== Records to use

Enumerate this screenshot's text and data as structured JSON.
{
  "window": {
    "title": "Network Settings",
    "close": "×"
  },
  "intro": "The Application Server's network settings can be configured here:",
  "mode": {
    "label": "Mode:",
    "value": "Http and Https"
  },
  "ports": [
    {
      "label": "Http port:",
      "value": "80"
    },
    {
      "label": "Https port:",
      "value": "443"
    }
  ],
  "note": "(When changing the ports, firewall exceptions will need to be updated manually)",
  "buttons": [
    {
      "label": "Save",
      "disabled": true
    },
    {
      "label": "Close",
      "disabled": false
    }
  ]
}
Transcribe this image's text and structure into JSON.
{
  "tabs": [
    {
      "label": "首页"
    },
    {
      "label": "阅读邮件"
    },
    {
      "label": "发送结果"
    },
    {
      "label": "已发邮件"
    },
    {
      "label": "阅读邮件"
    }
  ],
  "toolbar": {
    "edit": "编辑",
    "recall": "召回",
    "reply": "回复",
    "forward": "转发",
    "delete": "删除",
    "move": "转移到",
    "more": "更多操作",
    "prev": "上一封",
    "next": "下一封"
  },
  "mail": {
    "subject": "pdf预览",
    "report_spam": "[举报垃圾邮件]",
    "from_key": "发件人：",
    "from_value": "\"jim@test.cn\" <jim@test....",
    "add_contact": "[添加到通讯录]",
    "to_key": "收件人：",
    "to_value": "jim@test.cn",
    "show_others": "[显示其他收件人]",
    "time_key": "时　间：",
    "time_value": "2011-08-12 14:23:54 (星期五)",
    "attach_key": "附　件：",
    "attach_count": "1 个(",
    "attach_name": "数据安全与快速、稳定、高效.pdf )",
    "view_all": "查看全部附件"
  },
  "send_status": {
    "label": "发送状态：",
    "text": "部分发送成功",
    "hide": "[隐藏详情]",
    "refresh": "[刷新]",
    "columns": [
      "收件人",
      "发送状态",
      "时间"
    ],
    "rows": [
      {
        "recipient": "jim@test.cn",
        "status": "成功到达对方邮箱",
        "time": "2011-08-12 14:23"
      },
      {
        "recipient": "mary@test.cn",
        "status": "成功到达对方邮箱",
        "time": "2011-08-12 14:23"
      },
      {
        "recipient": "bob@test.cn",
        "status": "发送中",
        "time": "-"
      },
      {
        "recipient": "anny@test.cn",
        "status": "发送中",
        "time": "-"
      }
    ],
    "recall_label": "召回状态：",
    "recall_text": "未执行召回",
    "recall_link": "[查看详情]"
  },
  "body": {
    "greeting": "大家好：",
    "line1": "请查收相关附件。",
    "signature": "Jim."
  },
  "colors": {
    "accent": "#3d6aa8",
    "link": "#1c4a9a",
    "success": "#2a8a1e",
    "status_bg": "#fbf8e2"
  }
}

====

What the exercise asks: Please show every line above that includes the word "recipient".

Exercise solution:
        "recipient": "jim@test.cn",
        "recipient": "mary@test.cn",
        "recipient": "bob@test.cn",
        "recipient": "anny@test.cn",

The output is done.